Phenology, development, and parasitism of allium leafminer (Diptera: Agromyzidae), a recent invasive species in the United States.

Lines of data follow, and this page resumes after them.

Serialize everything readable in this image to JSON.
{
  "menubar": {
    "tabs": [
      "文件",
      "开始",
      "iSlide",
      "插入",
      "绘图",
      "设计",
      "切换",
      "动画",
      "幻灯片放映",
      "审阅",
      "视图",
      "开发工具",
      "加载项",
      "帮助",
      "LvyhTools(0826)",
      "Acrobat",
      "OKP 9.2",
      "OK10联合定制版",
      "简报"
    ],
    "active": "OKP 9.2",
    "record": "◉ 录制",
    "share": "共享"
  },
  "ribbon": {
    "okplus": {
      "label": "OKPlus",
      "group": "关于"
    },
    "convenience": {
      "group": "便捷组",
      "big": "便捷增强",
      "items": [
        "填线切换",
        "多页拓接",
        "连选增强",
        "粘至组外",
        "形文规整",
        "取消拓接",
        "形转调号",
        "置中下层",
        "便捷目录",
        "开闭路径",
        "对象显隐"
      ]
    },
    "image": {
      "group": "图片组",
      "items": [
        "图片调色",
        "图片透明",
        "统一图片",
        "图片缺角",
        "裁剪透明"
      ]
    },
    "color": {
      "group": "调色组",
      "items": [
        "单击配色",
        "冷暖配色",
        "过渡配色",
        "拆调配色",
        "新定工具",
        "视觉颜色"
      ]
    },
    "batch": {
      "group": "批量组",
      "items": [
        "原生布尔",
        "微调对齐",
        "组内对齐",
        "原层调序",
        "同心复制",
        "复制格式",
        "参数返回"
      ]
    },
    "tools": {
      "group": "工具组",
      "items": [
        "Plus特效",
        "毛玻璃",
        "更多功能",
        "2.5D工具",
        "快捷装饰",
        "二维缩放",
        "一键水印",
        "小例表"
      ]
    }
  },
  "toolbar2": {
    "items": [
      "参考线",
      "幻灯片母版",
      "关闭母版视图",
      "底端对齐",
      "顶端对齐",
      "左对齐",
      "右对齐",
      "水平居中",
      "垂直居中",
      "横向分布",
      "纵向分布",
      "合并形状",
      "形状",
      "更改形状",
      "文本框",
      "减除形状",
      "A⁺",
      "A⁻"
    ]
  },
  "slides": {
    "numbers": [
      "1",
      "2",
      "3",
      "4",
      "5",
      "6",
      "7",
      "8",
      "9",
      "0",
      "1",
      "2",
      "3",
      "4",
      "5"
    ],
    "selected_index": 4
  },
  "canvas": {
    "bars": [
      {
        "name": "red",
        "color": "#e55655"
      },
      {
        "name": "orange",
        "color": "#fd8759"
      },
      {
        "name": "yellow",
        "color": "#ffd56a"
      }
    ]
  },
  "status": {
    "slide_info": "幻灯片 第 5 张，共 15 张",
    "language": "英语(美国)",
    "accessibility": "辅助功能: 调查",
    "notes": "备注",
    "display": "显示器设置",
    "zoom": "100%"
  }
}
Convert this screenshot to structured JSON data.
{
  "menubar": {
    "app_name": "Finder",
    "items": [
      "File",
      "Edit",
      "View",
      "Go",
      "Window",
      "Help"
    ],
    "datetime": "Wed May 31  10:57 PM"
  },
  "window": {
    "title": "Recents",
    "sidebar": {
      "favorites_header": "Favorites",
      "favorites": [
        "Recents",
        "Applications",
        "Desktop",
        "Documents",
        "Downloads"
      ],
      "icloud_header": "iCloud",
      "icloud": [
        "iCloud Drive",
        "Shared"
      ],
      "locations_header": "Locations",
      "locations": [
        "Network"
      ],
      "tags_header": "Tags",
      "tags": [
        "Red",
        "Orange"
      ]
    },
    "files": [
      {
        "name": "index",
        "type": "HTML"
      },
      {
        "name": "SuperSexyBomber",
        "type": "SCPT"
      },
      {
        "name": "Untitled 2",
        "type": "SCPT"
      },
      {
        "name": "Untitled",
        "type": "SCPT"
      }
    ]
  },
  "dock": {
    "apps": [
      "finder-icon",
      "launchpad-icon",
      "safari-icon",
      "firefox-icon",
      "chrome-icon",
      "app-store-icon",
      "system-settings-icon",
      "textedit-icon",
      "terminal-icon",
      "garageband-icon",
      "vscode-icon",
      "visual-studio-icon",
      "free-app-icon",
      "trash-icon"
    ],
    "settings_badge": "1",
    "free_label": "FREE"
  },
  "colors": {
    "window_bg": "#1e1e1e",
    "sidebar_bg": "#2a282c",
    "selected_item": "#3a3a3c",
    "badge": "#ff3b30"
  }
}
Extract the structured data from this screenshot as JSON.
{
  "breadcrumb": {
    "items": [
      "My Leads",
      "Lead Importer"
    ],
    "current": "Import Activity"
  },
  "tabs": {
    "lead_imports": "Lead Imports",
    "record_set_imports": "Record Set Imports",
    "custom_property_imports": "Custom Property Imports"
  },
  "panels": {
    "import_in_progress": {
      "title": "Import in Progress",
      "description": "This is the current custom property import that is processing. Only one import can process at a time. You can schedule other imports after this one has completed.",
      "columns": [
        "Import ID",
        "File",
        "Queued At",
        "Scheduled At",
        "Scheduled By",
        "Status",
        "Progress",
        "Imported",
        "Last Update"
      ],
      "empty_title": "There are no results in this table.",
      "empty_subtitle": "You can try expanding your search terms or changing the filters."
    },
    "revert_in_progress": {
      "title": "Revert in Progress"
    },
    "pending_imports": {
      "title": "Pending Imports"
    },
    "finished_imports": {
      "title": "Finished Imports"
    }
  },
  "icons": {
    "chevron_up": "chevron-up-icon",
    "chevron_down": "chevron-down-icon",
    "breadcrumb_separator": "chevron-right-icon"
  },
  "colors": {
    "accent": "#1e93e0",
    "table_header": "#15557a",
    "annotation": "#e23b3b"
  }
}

Allium leafminer, Phytomyza gymnostoma (Diptera: Agromyzidae), is an invasive species first recorded in the Western Hemisphere in 2015 and has expanded its range into northeastern and MidAtlantic states. Its host range encompasses Allium species grown for food and ornamentals, weedy species, species used for pollinator provisioning, and species of conservation concern. Using field and laboratory studies, we advanced methods for rearing, developed a phenology model for spring emergence, describe pupal development, and report on parasitism. Spring emergence was best detected by scouting wild alliums as opposed to emergence cages, and modeled using 350 degree-days above a lower threshold of 1.0°C. Spring adult flight occurred for about 5 wk. Larval development required 22 and 20 d at 17.5 and 25°C, respectively. Pupal development progressed along a color gradient, and an initial presence of fat cell clusters and an air bubble, followed by an exarate pupa. Pupal developed at 3-5% per day at 3°C and reached 25% per day at 21.5°C, but development was not successful at 30°C. Although parasitism rates were low, we documented two Chalcidoidea parasitoids, Halticoptera circulus (Walker) (Hymenoptera: Pteromalidae) and Chrysocharis oscinidis Ashmead (Hymenoptera: Pteromalidae). Together, these data provide baseline information to advance IPM for this invasive species both in crops and noncrop areas.